• _Directions_
Every line below that mentions the word "kind" should be copied out.

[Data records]
--

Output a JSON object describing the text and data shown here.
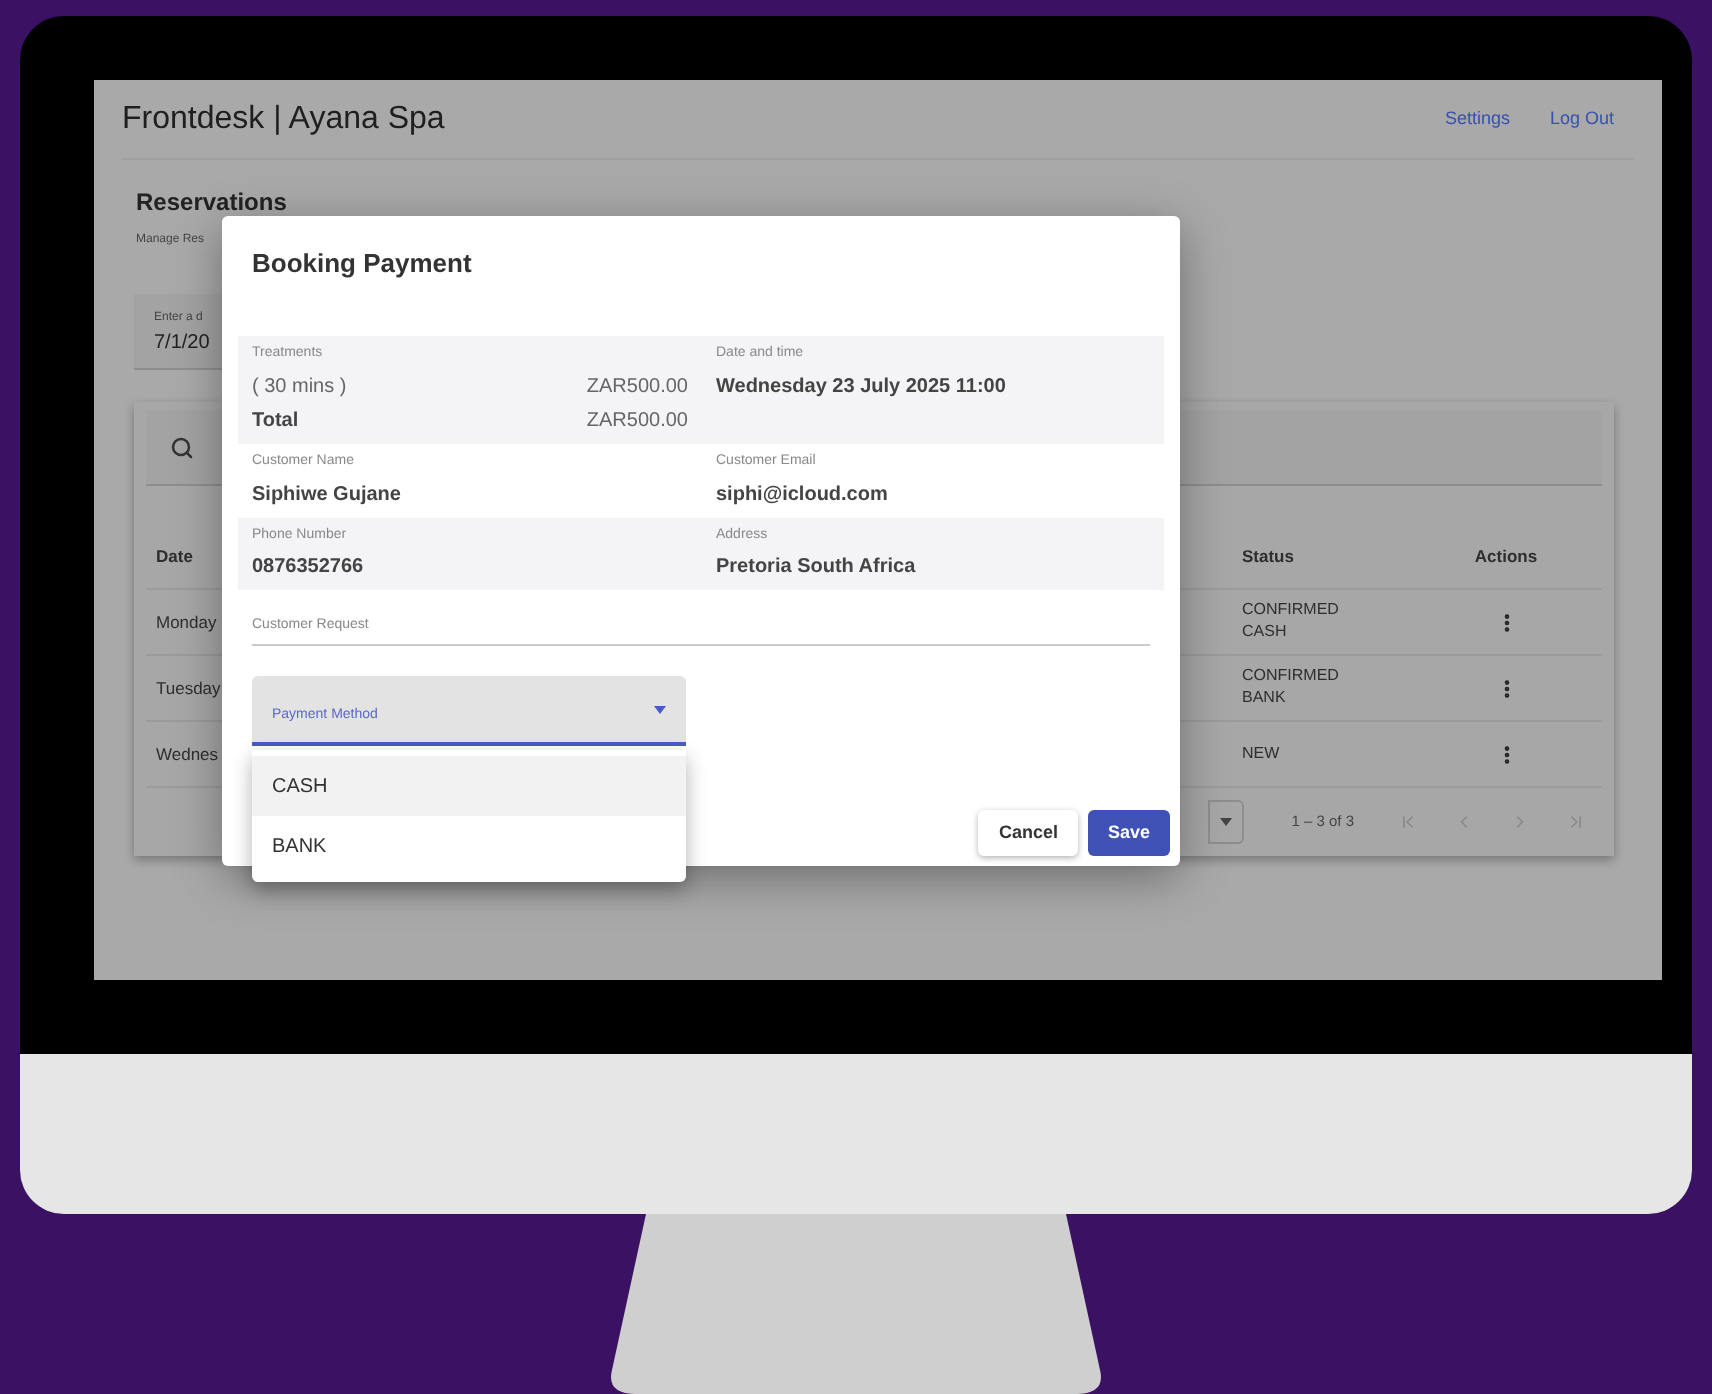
{
  "app": {
    "title": "Frontdesk | Ayana Spa",
    "nav_links": [
      "Settings",
      "Log Out"
    ],
    "page_title": "Reservations",
    "page_subtitle": "Manage Res",
    "date_field": {
      "label": "Enter a d",
      "value": "7/1/20"
    },
    "table": {
      "columns": [
        "Date",
        "Status",
        "Actions"
      ],
      "rows": [
        {
          "date": "Monday",
          "status": "CONFIRMED CASH"
        },
        {
          "date": "Tuesday",
          "status": "CONFIRMED BANK"
        },
        {
          "date": "Wednes",
          "status": "NEW"
        }
      ]
    },
    "pagination": {
      "range": "1 – 3 of 3"
    }
  },
  "dialog": {
    "title": "Booking Payment",
    "treatments_label": "Treatments",
    "treatments": [
      {
        "name": "( 30 mins )",
        "price": "ZAR500.00"
      }
    ],
    "total_label": "Total",
    "total": "ZAR500.00",
    "date_label": "Date and time",
    "date_value": "Wednesday 23 July 2025 11:00",
    "fields": [
      {
        "label": "Customer Name",
        "value": "Siphiwe Gujane"
      },
      {
        "label": "Customer Email",
        "value": "siphi@icloud.com"
      },
      {
        "label": "Phone Number",
        "value": "0876352766"
      },
      {
        "label": "Address",
        "value": "Pretoria South Africa"
      }
    ],
    "request_label": "Customer Request",
    "payment_method": {
      "label": "Payment Method",
      "options": [
        {
          "label": "CASH",
          "highlighted": true
        },
        {
          "label": "BANK",
          "highlighted": false
        }
      ]
    },
    "buttons": [
      {
        "label": "Cancel",
        "kind": "secondary"
      },
      {
        "label": "Save",
        "kind": "primary"
      }
    ]
  }
}
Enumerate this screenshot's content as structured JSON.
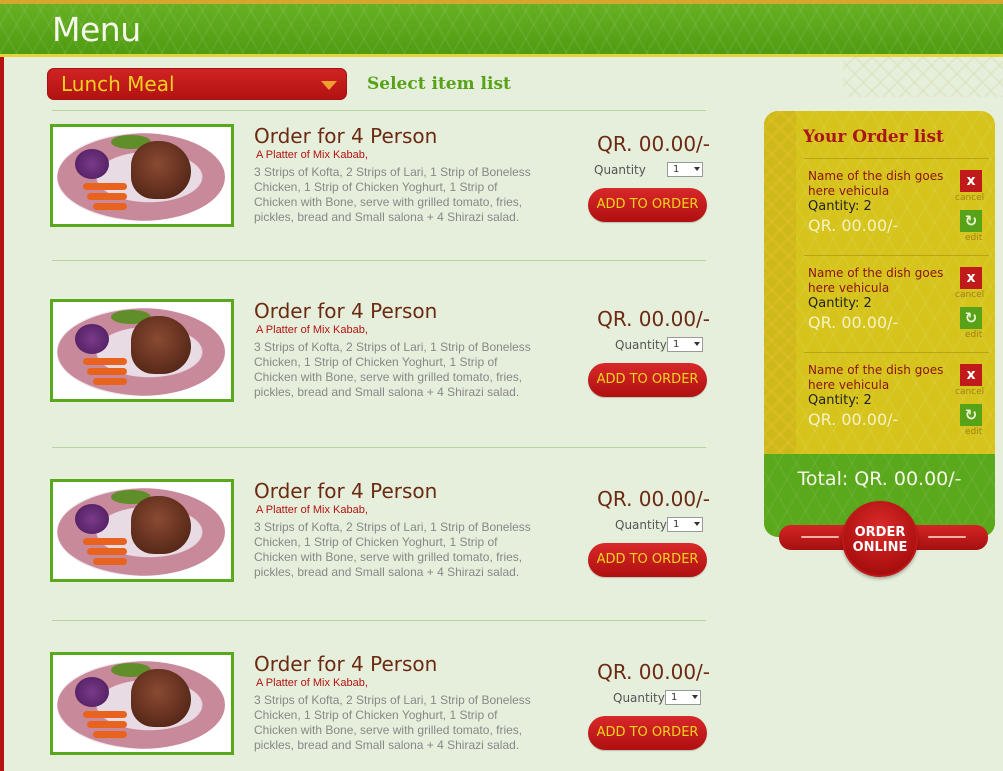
{
  "header": {
    "title": "Menu"
  },
  "category": {
    "selected": "Lunch Meal",
    "hint": "Select item list"
  },
  "menu_items": [
    {
      "title": "Order for 4 Person",
      "subtitle": "A Platter of Mix Kabab,",
      "description": "3 Strips of Kofta, 2 Strips of Lari, 1 Strip of Boneless Chicken, 1 Strip of Chicken Yoghurt, 1 Strip of Chicken with Bone, serve with grilled tomato, fries, pickles, bread and Small salona + 4 Shirazi salad.",
      "price": "QR. 00.00/-",
      "quantity_label": "Quantity",
      "quantity_value": "1",
      "button_label": "ADD TO ORDER"
    },
    {
      "title": "Order for 4 Person",
      "subtitle": "A Platter of Mix Kabab,",
      "description": "3 Strips of Kofta, 2 Strips of Lari, 1 Strip of Boneless Chicken, 1 Strip of Chicken Yoghurt, 1 Strip of Chicken with Bone, serve with grilled tomato, fries, pickles, bread and Small salona + 4 Shirazi salad.",
      "price": "QR. 00.00/-",
      "quantity_label": "Quantity",
      "quantity_value": "1",
      "button_label": "ADD TO ORDER"
    },
    {
      "title": "Order for 4 Person",
      "subtitle": "A Platter of Mix Kabab,",
      "description": "3 Strips of Kofta, 2 Strips of Lari, 1 Strip of Boneless Chicken, 1 Strip of Chicken Yoghurt, 1 Strip of Chicken with Bone, serve with grilled tomato, fries, pickles, bread and Small salona + 4 Shirazi salad.",
      "price": "QR. 00.00/-",
      "quantity_label": "Quantity",
      "quantity_value": "1",
      "button_label": "ADD TO ORDER"
    },
    {
      "title": "Order for 4 Person",
      "subtitle": "A Platter of Mix Kabab,",
      "description": "3 Strips of Kofta, 2 Strips of Lari, 1 Strip of Boneless Chicken, 1 Strip of Chicken Yoghurt, 1 Strip of Chicken with Bone, serve with grilled tomato, fries, pickles, bread and Small salona + 4 Shirazi salad.",
      "price": "QR. 00.00/-",
      "quantity_label": "Quantity",
      "quantity_value": "1",
      "button_label": "ADD TO ORDER"
    }
  ],
  "order_list": {
    "title": "Your Order list",
    "items": [
      {
        "name": "Name of the dish goes here vehicula",
        "quantity": "Qantity: 2",
        "price": "QR. 00.00/-",
        "cancel_label": "cancel",
        "edit_label": "edit"
      },
      {
        "name": "Name of the dish goes here vehicula",
        "quantity": "Qantity: 2",
        "price": "QR. 00.00/-",
        "cancel_label": "cancel",
        "edit_label": "edit"
      },
      {
        "name": "Name of the dish goes here vehicula",
        "quantity": "Qantity: 2",
        "price": "QR. 00.00/-",
        "cancel_label": "cancel",
        "edit_label": "edit"
      }
    ],
    "total": "Total: QR. 00.00/-",
    "order_button": "ORDER ONLINE",
    "cancel_glyph": "x",
    "edit_glyph": "↻"
  },
  "colors": {
    "brand_green": "#5aa81c",
    "brand_red": "#b31212",
    "accent_yellow": "#d6c41c",
    "text_brown": "#6b2a12"
  }
}
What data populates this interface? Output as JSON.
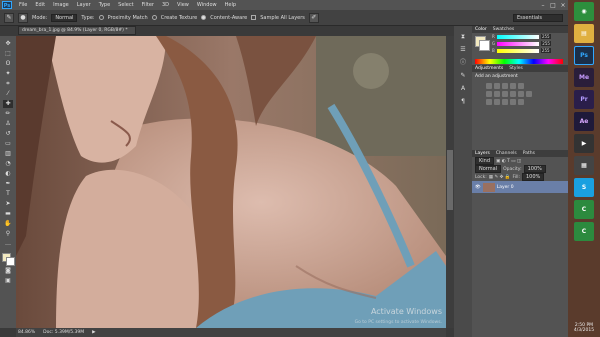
{
  "app": {
    "logo": "Ps"
  },
  "menu": [
    "File",
    "Edit",
    "Image",
    "Layer",
    "Type",
    "Select",
    "Filter",
    "3D",
    "View",
    "Window",
    "Help"
  ],
  "window_controls": [
    "–",
    "□",
    "×"
  ],
  "options": {
    "mode_label": "Mode:",
    "mode_value": "Normal",
    "type_label": "Type:",
    "proximity": "Proximity Match",
    "texture": "Create Texture",
    "content_aware": "Content-Aware",
    "sample_all": "Sample All Layers",
    "workspace": "Essentials"
  },
  "doc_tab": "dream_bra_1.jpg @ 84.9% (Layer 0, RGB/8#) *",
  "status": {
    "zoom": "84.86%",
    "doc": "Doc: 5.39M/5.39M"
  },
  "watermark": {
    "title": "Activate Windows",
    "sub": "Go to PC settings to activate Windows."
  },
  "panels": {
    "color_tabs": [
      "Color",
      "Swatches"
    ],
    "rgb": [
      {
        "label": "R",
        "value": "255"
      },
      {
        "label": "G",
        "value": "255"
      },
      {
        "label": "B",
        "value": "255"
      }
    ],
    "adj_tabs": [
      "Adjustments",
      "Styles"
    ],
    "adj_title": "Add an adjustment",
    "layer_tabs": [
      "Layers",
      "Channels",
      "Paths"
    ],
    "kind": "Kind",
    "blend": "Normal",
    "opacity_label": "Opacity:",
    "opacity_value": "100%",
    "lock_label": "Lock:",
    "fill_label": "Fill:",
    "fill_value": "100%",
    "layer_name": "Layer 0"
  },
  "taskbar": {
    "apps": [
      {
        "name": "Chrome",
        "label": "◉",
        "color": "#2d8f3d"
      },
      {
        "name": "Explorer",
        "label": "▤",
        "color": "#e0b040"
      },
      {
        "name": "Photoshop",
        "label": "Ps",
        "color": "#1a2f4a"
      },
      {
        "name": "Media Encoder",
        "label": "Me",
        "color": "#2a1e3a"
      },
      {
        "name": "Premiere",
        "label": "Pr",
        "color": "#2a1e4a"
      },
      {
        "name": "After Effects",
        "label": "Ae",
        "color": "#1f1a3a"
      },
      {
        "name": "App",
        "label": "▶",
        "color": "#333"
      },
      {
        "name": "App2",
        "label": "▦",
        "color": "#444"
      },
      {
        "name": "Skype",
        "label": "S",
        "color": "#1aa0e0"
      },
      {
        "name": "Camtasia",
        "label": "C",
        "color": "#2c8a3e"
      },
      {
        "name": "Camtasia Rec",
        "label": "C",
        "color": "#2c8a3e"
      }
    ],
    "clock_time": "2:50 PM",
    "clock_date": "4/3/2015"
  },
  "colors": {
    "accent": "#31a8ff",
    "panel": "#535353",
    "canvas_skin": "#c9a592"
  }
}
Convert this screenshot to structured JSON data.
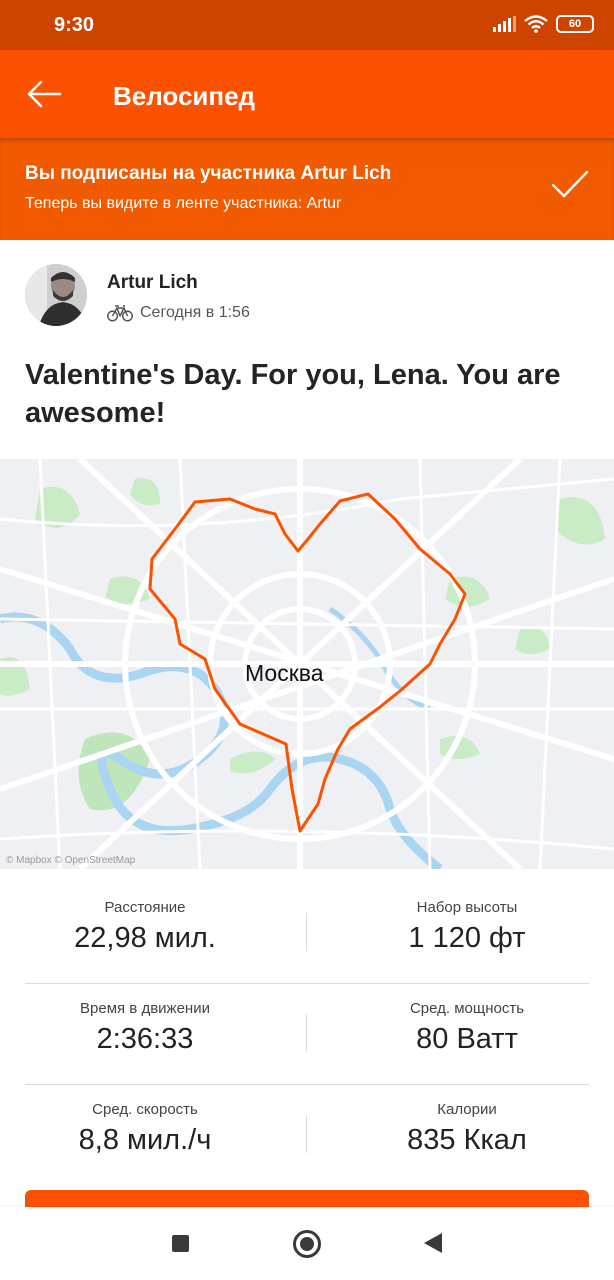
{
  "status_bar": {
    "time": "9:30",
    "battery": "60",
    "icons": [
      "signal-icon",
      "wifi-icon",
      "battery-icon"
    ]
  },
  "app_bar": {
    "title": "Велосипед",
    "back_icon": "arrow-left-icon",
    "color": "#fc5200"
  },
  "follow_banner": {
    "title": "Вы подписаны на участника Artur Lich",
    "subtitle": "Теперь вы видите в ленте участника: Artur",
    "icon": "check-icon"
  },
  "activity": {
    "athlete_name": "Artur Lich",
    "sport_icon": "bicycle-icon",
    "date": "Сегодня в 1:56",
    "title": "Valentine's Day. For you, Lena. You are awesome!"
  },
  "map": {
    "city_label": "Москва",
    "attribution": "© Mapbox © OpenStreetMap",
    "route_color": "#fc5200"
  },
  "stats": [
    {
      "left": {
        "label": "Расстояние",
        "value": "22,98 мил."
      },
      "right": {
        "label": "Набор высоты",
        "value": "1 120 фт"
      }
    },
    {
      "left": {
        "label": "Время в движении",
        "value": "2:36:33"
      },
      "right": {
        "label": "Сред. мощность",
        "value": "80 Ватт"
      }
    },
    {
      "left": {
        "label": "Сред. скорость",
        "value": "8,8 мил./ч"
      },
      "right": {
        "label": "Калории",
        "value": "835 Ккал"
      }
    }
  ],
  "nav_bar": {
    "icons": [
      "recents-square-icon",
      "home-circle-icon",
      "back-triangle-icon"
    ]
  }
}
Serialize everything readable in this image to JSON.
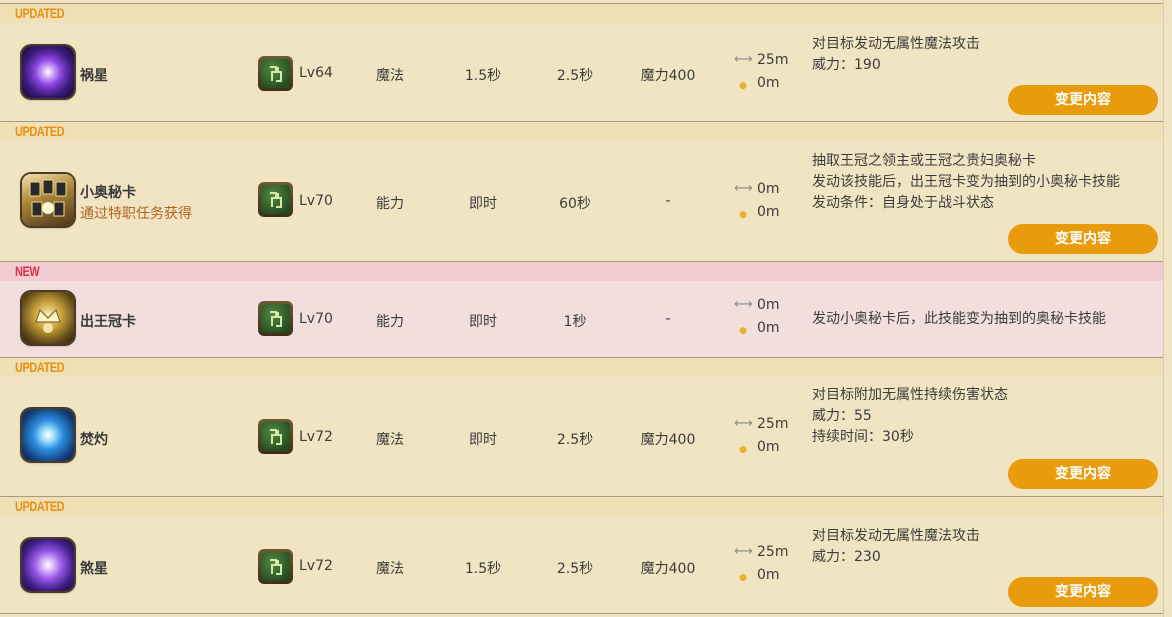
{
  "colors": {
    "page_bg": "#f1e4c3",
    "tag_bar_bg": "#f0e0b5",
    "new_row_bg": "#f1dedd",
    "new_tag_bar_bg": "#f1cdd1",
    "updated_tag": "#e98f0f",
    "new_tag": "#e0304a",
    "button_bg": "#e79b0d",
    "button_text": "#ffffff"
  },
  "skills": [
    {
      "tag": "UPDATED",
      "icon": "gravity-purple-orb-icon",
      "name": "祸星",
      "subtitle": "",
      "class_icon": "astrologian-job-icon",
      "level": "Lv64",
      "type": "魔法",
      "cast": "1.5秒",
      "recast": "2.5秒",
      "cost": "魔力400",
      "range": "25m",
      "radius": "0m",
      "description": [
        "对目标发动无属性魔法攻击",
        "威力：190"
      ],
      "button": "变更内容"
    },
    {
      "tag": "UPDATED",
      "icon": "minor-arcana-card-icon",
      "name": "小奥秘卡",
      "subtitle": "通过特职任务获得",
      "class_icon": "astrologian-job-icon",
      "level": "Lv70",
      "type": "能力",
      "cast": "即时",
      "recast": "60秒",
      "cost": "-",
      "range": "0m",
      "radius": "0m",
      "description": [
        "抽取王冠之领主或王冠之贵妇奥秘卡",
        "发动该技能后，出王冠卡变为抽到的小奥秘卡技能",
        "发动条件：自身处于战斗状态"
      ],
      "button": "变更内容"
    },
    {
      "tag": "NEW",
      "icon": "crown-play-card-icon",
      "name": "出王冠卡",
      "subtitle": "",
      "class_icon": "astrologian-job-icon",
      "level": "Lv70",
      "type": "能力",
      "cast": "即时",
      "recast": "1秒",
      "cost": "-",
      "range": "0m",
      "radius": "0m",
      "description": [
        "发动小奥秘卡后，此技能变为抽到的奥秘卡技能"
      ],
      "button": ""
    },
    {
      "tag": "UPDATED",
      "icon": "combust-blue-star-icon",
      "name": "焚灼",
      "subtitle": "",
      "class_icon": "astrologian-job-icon",
      "level": "Lv72",
      "type": "魔法",
      "cast": "即时",
      "recast": "2.5秒",
      "cost": "魔力400",
      "range": "25m",
      "radius": "0m",
      "description": [
        "对目标附加无属性持续伤害状态",
        "威力：55",
        "持续时间：30秒"
      ],
      "button": "变更内容"
    },
    {
      "tag": "UPDATED",
      "icon": "fall-malefic-orb-icon",
      "name": "煞星",
      "subtitle": "",
      "class_icon": "astrologian-job-icon",
      "level": "Lv72",
      "type": "魔法",
      "cast": "1.5秒",
      "recast": "2.5秒",
      "cost": "魔力400",
      "range": "25m",
      "radius": "0m",
      "description": [
        "对目标发动无属性魔法攻击",
        "威力：230"
      ],
      "button": "变更内容"
    }
  ]
}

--

• _Solution to this task_
        "kind": "secondary"
        "kind": "primary"
    "kind": "Kind",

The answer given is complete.